(Exercise instructions):
In the material below, tally the lines that include the string "binding", then write down only the total.

___ Exercise material ___

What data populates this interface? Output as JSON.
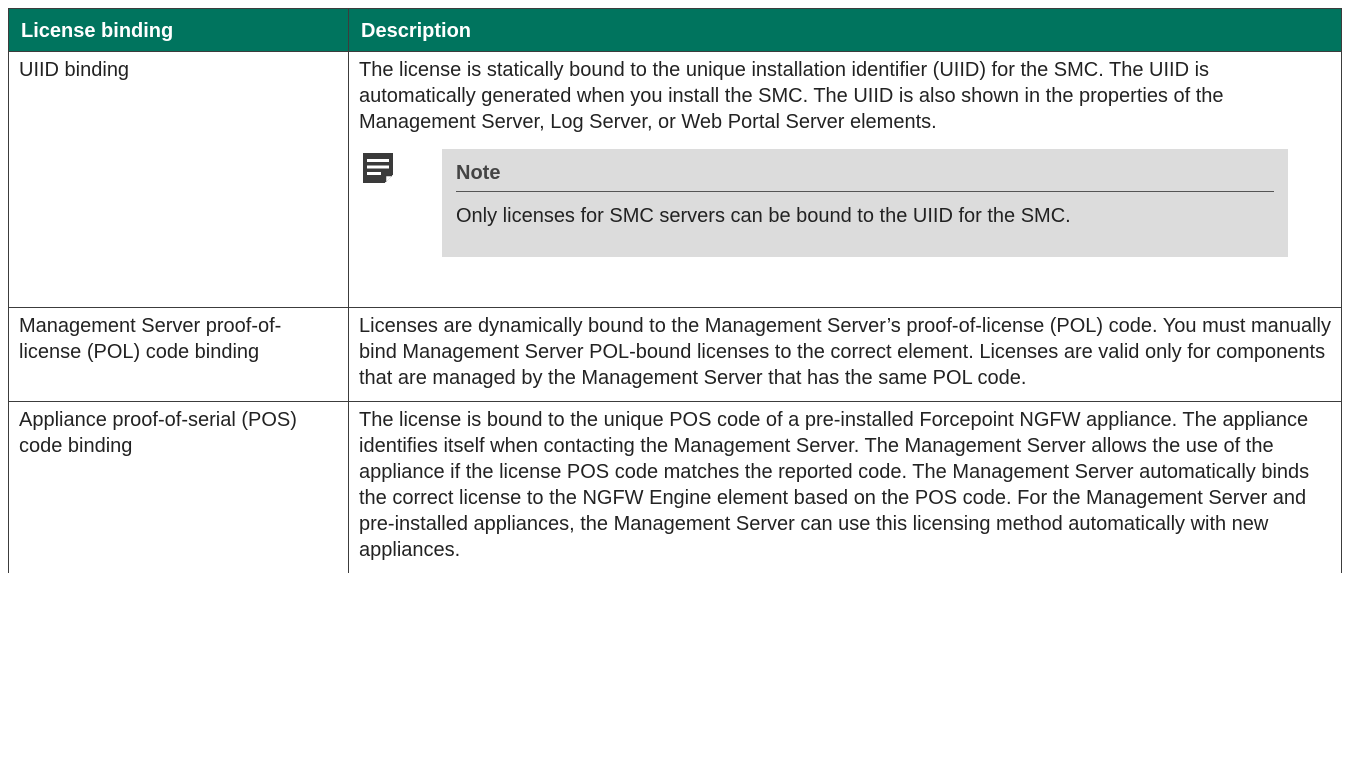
{
  "table": {
    "headers": [
      "License binding",
      "Description"
    ],
    "rows": [
      {
        "binding": "UIID binding",
        "description": "The license is statically bound to the unique installation identifier (UIID) for the SMC. The UIID is automatically generated when you install the SMC. The UIID is also shown in the properties of the Management Server, Log Server, or Web Portal Server elements.",
        "note": {
          "icon": "note-icon",
          "title": "Note",
          "text": "Only licenses for SMC servers can be bound to the UIID for the SMC."
        }
      },
      {
        "binding": "Management Server proof-of-license (POL) code binding",
        "description": "Licenses are dynamically bound to the Management Server’s proof-of-license (POL) code. You must manually bind Management Server POL-bound licenses to the correct element. Licenses are valid only for components that are managed by the Management Server that has the same POL code."
      },
      {
        "binding": "Appliance proof-of-serial (POS) code binding",
        "description": "The license is bound to the unique POS code of a pre-installed Forcepoint NGFW appliance. The appliance identifies itself when contacting the Management Server. The Management Server allows the use of the appliance if the license POS code matches the reported code. The Management Server automatically binds the correct license to the NGFW Engine element based on the POS code. For the Management Server and pre-installed appliances, the Management Server can use this licensing method automatically with new appliances."
      }
    ]
  },
  "colors": {
    "header_bg": "#00745e",
    "header_text": "#ffffff",
    "note_bg": "#dcdcdc",
    "border": "#3c3c3c"
  }
}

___

(Finished exercise):
4